(To do): In the records that follow, locate every line with "next" and extract it.

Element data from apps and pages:

==============================

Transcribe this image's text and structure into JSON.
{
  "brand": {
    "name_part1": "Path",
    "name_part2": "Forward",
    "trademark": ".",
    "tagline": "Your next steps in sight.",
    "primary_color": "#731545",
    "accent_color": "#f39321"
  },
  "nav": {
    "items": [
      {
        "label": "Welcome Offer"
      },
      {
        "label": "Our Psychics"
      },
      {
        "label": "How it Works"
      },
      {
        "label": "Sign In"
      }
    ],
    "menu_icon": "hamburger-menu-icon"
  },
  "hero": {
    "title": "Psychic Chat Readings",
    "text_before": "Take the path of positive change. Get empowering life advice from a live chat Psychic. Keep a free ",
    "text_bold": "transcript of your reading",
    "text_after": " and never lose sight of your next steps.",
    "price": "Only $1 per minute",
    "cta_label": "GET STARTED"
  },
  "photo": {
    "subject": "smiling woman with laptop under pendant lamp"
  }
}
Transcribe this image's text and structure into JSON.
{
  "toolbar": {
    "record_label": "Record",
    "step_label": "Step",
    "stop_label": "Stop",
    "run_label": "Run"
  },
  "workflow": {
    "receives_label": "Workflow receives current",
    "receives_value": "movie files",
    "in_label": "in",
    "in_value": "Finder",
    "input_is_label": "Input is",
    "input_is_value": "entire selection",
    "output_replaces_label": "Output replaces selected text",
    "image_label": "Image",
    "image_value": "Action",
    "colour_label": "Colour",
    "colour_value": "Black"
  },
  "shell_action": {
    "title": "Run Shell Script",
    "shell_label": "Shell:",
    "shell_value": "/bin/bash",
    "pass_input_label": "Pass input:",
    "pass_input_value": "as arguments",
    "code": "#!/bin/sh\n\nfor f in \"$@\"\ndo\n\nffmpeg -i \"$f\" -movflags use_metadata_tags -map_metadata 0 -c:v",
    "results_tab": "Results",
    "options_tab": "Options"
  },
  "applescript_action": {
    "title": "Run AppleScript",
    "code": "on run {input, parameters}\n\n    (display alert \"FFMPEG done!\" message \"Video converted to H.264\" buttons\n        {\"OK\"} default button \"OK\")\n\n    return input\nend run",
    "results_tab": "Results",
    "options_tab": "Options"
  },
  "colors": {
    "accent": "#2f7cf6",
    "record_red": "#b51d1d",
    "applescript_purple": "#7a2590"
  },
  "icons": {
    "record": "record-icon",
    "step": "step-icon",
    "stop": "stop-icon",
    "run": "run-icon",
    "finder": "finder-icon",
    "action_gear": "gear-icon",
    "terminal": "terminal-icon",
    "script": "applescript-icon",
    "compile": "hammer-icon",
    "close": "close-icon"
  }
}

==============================

(Solution to this task):
    "tagline": "Your next steps in sight.",
    "text_after": " and never lose sight of your next steps.",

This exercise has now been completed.